§        Full compliance with the Right to Information Act, 2005, particularly section 4 (1) (c) since the MOEF is not disclosing the relevant background material under which decisions were taken for clearing projects in/and around PAs. They also have to disclose the names of the officers who took part in the decision making process. This will ensure full transparency and accountability since the public as well as project proponents  would know the reasons why a particular project was cleared or rejected and who decided this.

§        Agenda items once rejected by the Standing Committee should not be brought back for discussion and clearance unless there is a court order to the contrary. This wastes the time of the Committee and undermines the authority of the Committee’s decisions.

§        There should be a proper mechanism for monitoring the conditions imposed while recommending the project proposals. An independent monitoring committee may be set up under each regional office of the MOEF.      
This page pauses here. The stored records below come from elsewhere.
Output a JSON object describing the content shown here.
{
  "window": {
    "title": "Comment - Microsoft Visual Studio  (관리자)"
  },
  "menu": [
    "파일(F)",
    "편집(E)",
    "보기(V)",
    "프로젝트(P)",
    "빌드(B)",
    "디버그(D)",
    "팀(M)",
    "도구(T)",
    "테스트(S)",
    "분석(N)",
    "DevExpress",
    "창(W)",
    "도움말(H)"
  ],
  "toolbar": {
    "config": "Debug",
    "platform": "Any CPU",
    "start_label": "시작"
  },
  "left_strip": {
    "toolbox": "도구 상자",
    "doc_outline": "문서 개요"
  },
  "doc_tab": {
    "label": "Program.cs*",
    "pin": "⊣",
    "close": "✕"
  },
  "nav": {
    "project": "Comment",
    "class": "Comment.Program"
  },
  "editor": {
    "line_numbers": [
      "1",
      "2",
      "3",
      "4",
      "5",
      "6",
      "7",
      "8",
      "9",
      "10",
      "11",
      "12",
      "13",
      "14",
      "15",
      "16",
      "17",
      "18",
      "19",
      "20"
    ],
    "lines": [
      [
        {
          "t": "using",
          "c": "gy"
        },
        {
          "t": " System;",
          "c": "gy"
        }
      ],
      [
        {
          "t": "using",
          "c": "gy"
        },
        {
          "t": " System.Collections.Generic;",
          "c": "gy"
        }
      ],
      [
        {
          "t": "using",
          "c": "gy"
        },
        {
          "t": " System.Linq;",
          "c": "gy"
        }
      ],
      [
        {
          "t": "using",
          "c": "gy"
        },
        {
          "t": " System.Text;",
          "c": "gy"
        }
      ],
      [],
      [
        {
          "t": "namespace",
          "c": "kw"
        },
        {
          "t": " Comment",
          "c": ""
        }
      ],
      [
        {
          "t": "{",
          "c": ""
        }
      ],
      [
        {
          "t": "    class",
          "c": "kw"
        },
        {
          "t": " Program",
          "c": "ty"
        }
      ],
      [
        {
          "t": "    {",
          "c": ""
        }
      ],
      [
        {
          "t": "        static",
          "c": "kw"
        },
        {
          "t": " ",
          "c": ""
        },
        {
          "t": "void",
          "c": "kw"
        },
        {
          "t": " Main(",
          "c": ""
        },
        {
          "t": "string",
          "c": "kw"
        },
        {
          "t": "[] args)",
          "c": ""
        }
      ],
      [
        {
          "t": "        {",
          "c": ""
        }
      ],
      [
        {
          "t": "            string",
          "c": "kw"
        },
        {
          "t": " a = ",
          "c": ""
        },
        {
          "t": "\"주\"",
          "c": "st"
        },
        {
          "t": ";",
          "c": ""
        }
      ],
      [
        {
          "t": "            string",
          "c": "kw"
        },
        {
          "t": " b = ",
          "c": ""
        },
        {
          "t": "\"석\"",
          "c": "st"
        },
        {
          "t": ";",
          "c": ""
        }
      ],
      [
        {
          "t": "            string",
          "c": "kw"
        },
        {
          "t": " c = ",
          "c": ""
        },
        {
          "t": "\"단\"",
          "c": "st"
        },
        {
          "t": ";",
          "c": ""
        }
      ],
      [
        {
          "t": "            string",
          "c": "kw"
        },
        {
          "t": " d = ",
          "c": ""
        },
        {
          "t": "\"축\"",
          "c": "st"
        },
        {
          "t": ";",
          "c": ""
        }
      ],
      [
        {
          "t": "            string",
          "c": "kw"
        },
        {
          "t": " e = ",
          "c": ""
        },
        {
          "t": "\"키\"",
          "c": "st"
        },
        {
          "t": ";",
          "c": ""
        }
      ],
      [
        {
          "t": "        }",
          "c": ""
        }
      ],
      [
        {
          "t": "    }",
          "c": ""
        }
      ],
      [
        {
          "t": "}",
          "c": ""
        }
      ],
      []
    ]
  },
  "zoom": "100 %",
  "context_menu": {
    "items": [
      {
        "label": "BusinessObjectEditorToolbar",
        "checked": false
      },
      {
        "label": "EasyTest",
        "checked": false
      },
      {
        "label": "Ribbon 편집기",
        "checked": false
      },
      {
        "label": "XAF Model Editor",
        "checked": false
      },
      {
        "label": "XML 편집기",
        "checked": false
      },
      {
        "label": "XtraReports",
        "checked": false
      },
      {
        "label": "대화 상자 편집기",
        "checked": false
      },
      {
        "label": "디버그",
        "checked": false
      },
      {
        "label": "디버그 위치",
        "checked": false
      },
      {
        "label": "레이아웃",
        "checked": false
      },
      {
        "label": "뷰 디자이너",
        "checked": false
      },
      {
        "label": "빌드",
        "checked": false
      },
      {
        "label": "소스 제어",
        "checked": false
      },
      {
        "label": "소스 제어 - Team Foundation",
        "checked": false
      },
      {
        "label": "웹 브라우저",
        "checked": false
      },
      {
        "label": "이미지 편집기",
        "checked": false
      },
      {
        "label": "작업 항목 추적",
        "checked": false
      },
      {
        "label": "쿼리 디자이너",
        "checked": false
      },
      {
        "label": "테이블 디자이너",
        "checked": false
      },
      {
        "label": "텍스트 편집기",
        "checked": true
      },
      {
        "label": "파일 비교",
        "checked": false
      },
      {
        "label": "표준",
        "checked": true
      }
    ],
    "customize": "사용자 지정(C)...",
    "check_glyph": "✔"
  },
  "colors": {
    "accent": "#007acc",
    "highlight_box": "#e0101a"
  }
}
As per the notification, the committee’s mandate calls for promotion and conservation of wildlife, advising state governments on conservation, effective control of wildlife trade, recommendations in setting up PAs, advising on and control of activities in PAs. Most of us are doing this in an individual capacity but as a collective body our role frankly is minimal. The role of the NBWL is even less so, given that meetings are held about once a year, if that. The last full meeting of the NBWL was held in March, 2010 and more than a year has elapsed.

We are sorry to say that in the current scenario, the Standing Committee of the NBWL has been reduced to a clearing house.  Project clearances are part of the mandate of the Standing Committee, one of the duties and functions, certainly not the objective, nor its raison d’ĂȘtre.

We request you to please take note of our concerns and issue appropriate directions to ensure that the NBWL can fulfill its mandate properly and effectively.

A hard copy of this letter is being sent separately.

Yours sincerely,

1. Mr. Biswajit Mohanty,Wildlife Society of Orissa

2. Dr. Asad Rahmani, Bombay Natural History Society

3. Mr.Kishore Rithe, Satpuda Foundation

4. Mr. T.R. Shankar Raman, Nature Conservation Foundation

5. Dr. Bivabh Talukdar, Aranyaak

6. Dr. M.K.Ranjit Sinh

7. Dr. Divyabhanusinh Chavda

8. Mr. Brijendra Singh

9.  Mr. Valmik Thapar

10. Ms. Prerna Bindra

11. Mr. Bittu Sehgal

12. Ms. Mitali Kakkar

13. Dr. Uma Ramakrishnan